CN: The biggest challenge is getting CSPs to adopt standard APIs. In the past you might have had a large operator group creating a central API platform for individual opcos [operating companies]to link into for example, content services or IoT. But because the platform was not built using standard open APIs, when individual opcos came to try to integrate into this central platform, they found that they needed specialized tools to do so. If, instead, they choose to adopt standard APIs across the group, then whatever service-creation tools the opcos have in place become standard plug-and-play elements.
Another example of this is the OASIS TM Forum Catalyst project [OASIS stands for Open APIs for a Vibrant IoT Ecosystem], which we are involved in. As things stand with the IoT today, you can’t get the network effect of IoT applications development, IoT platforms and IoT devices, because they are all using individualized non-standard ways of talking. With open standard APIs, I, as an operator, could have my own mobile apps development team creating my own applications. I could go out and buy any IoT platform that supports these standards-based APIs and then pick and choose from the endless list of IoT devices. It means that I would not be stuck with the siloed end-to-end approach that defines IoT today.
MN: But even if you had global APIs, you as an app developer would still need to go and agree commercial terms with all the operators whose APIs you are using, right?
CN: Yes, that is absolutely right. But maybe you will see global players emerging that sit between the apps developers and the operators specifically acting as a commercial enabler for APIs. Look at roaming, for example. When roaming was first introduced, you had this potential to make global roaming agreements, and then new companies emerged to do financial clearing on behalf of all the operators. You could easily see similar companies going in and doing the same thing with APIs. Maybe it will be the same companies as for roaming. It could be their savior because roaming is dying.
MN: Is there a risk with this open API approach that operators will lose their end-user relationships and simply turn into enablers?
CN: You say it’s a risk, but it’s actually been in the cards for some time now. There are plenty of operators out there who are doing no more than providing data connectivity for a fixed monthly fee, while the services are provided are on top. But if they are to remain relevant they still need to ensure that the data that they collect – or that is collected by third parties – about their customers is exposed in a standard way. This data also helps with the optimization of the network and improvement in customer experience.
MN: Are there any companies from the digital world that telcos should be looking at for inspiration when it comes to APIs?
CN: It’s not easy for operators to look directly at the web industry as a whole and say we should be like them. Their business models are very different. But they should be able to look at web companies and see that adopting an API strategy is how you go about building a network effect. Looking at telecoms operators globally, there is really no one out there today that has the same level of success with the adoption of APIs as internet companies.
MN: So, what does a roadmap look like for the adoption of an open API strategy?

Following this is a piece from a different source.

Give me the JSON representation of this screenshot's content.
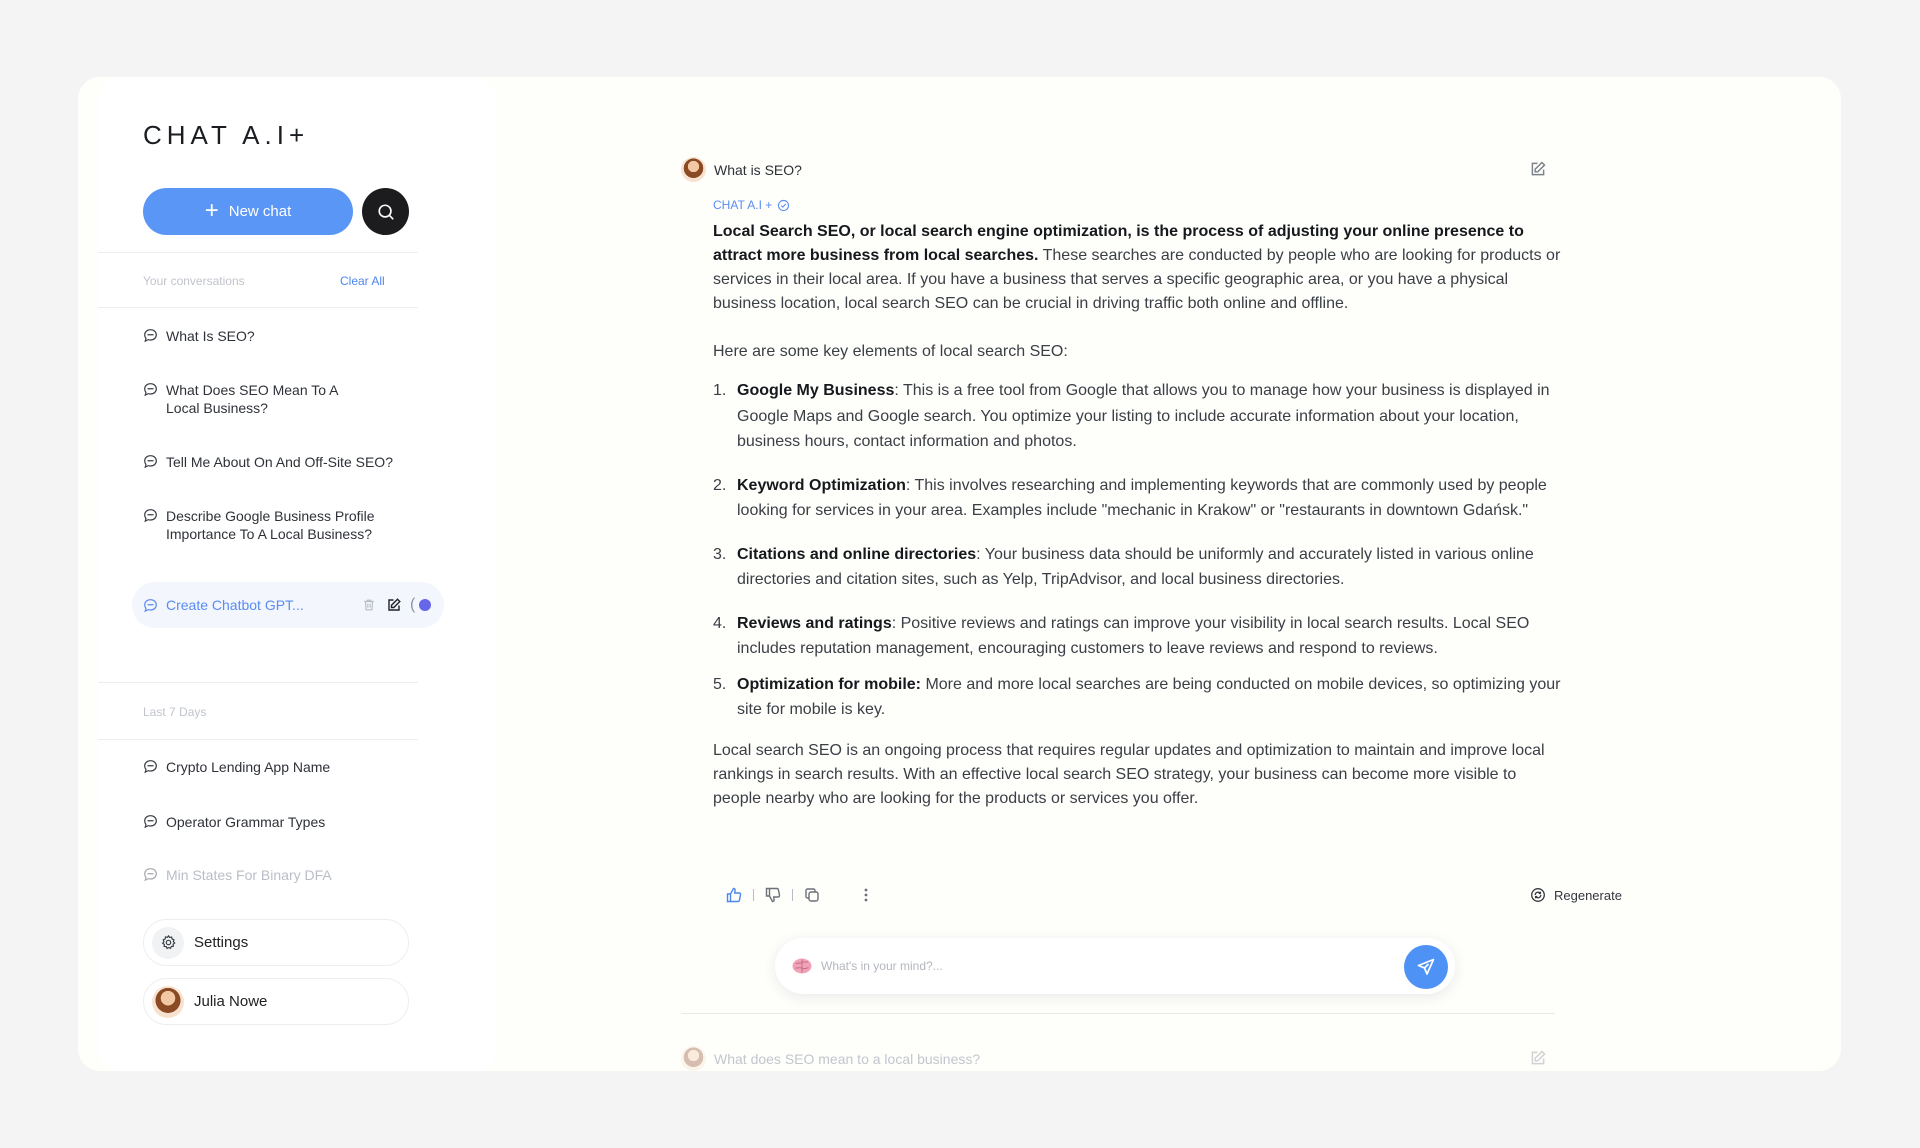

CN: The first thing you need to do is adopt a microservices architecture. If you are not willing to do this or expose yourself to the outside world, then there is no real point of adopting APIs. The second thing is to adopt a standard for APIs. We recommend TM Forum’s approach. Then you need to start thinking about the services you want to create. One area where we can see services, and the adoption of APIs, taking hold fairly quickly is in IoT.
The work in OASIS involves creating a whole range of APIs for IoT, for example, how devices communicate using different protocols. One other interesting TM Forum project is the creation of a microservices lab. This will allow operators who are missing a specific microservice element to emulate that element.